══ Provided entries ══

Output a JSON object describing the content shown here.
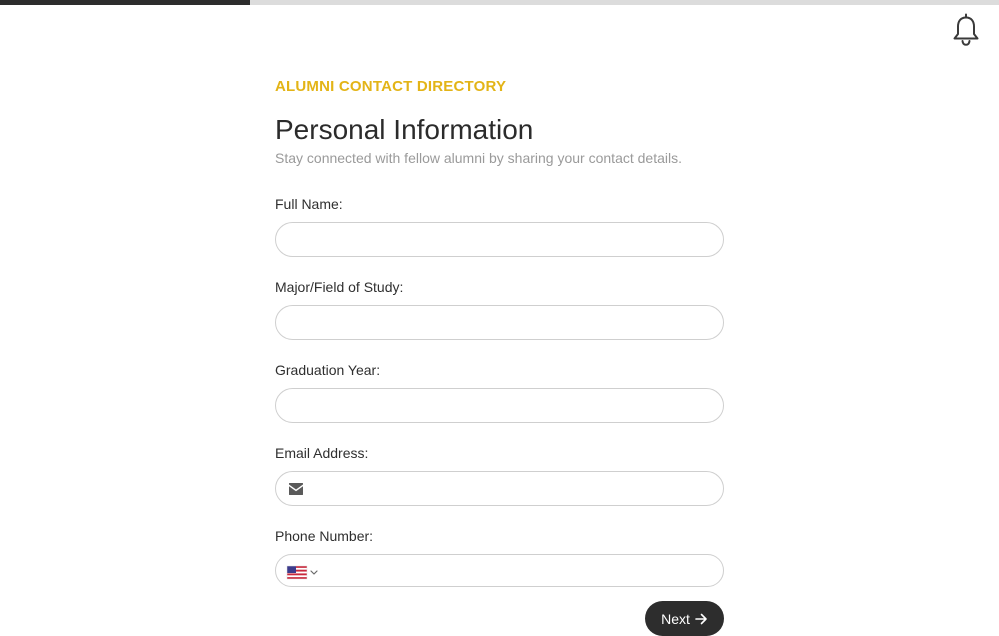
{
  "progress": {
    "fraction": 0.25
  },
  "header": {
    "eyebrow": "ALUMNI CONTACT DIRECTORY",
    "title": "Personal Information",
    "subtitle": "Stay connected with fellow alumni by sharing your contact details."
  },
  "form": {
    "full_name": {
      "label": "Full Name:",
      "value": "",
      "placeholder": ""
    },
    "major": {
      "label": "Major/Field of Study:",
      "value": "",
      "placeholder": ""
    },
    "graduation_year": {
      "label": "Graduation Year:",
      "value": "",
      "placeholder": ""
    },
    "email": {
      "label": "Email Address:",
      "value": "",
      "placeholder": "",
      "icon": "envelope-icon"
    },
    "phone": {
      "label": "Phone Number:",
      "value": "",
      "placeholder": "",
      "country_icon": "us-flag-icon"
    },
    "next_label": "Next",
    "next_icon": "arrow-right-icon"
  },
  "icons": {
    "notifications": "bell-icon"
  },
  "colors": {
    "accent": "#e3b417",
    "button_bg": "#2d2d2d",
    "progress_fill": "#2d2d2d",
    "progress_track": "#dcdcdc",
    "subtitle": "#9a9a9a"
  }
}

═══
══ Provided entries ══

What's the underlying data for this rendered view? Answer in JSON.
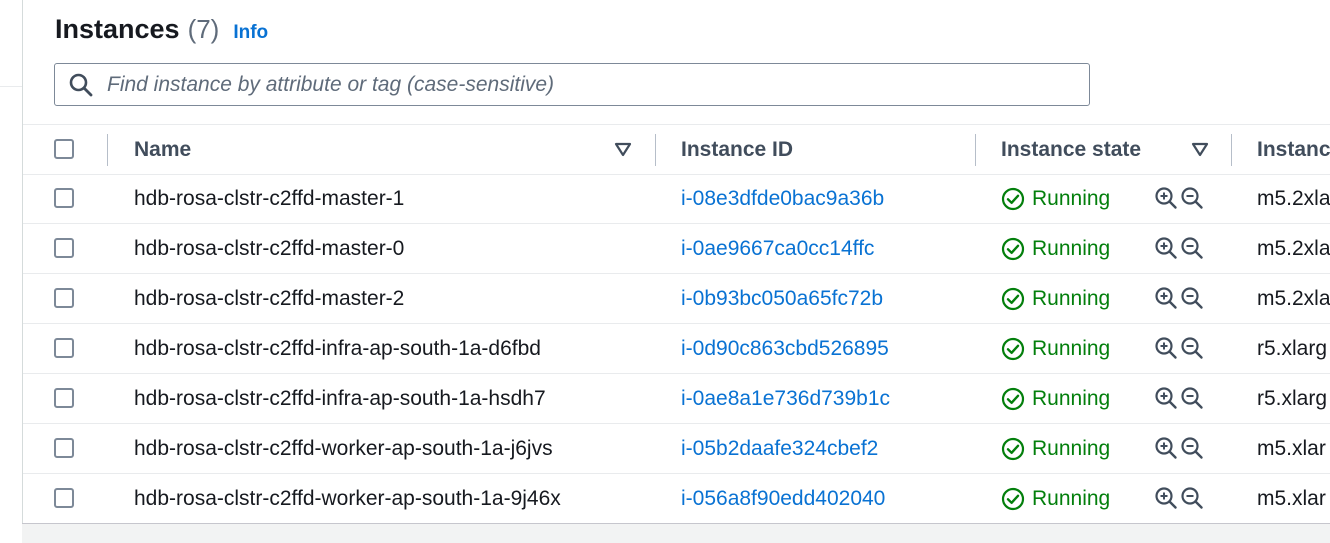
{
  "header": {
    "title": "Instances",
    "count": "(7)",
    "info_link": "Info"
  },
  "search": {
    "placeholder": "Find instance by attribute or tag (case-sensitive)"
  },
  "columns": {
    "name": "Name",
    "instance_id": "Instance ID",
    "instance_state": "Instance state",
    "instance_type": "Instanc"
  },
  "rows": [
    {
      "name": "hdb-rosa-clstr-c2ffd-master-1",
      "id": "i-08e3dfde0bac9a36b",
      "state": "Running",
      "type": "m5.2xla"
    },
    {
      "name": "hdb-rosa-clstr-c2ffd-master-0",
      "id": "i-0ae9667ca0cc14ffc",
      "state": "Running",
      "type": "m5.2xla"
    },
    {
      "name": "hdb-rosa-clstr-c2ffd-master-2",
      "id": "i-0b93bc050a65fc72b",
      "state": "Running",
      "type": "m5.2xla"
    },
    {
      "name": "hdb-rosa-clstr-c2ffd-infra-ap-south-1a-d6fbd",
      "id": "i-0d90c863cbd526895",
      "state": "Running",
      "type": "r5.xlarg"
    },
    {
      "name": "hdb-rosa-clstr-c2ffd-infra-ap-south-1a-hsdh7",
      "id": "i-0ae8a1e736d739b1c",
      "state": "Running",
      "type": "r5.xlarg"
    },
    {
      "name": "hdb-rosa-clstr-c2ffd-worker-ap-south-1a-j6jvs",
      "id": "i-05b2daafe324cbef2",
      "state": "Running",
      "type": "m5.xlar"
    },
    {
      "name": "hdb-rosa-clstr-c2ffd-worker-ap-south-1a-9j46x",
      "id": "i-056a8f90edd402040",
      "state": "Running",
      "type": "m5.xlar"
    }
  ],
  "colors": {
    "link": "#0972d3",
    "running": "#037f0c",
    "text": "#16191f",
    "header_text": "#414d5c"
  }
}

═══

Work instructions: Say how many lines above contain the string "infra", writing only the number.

Written answer: 2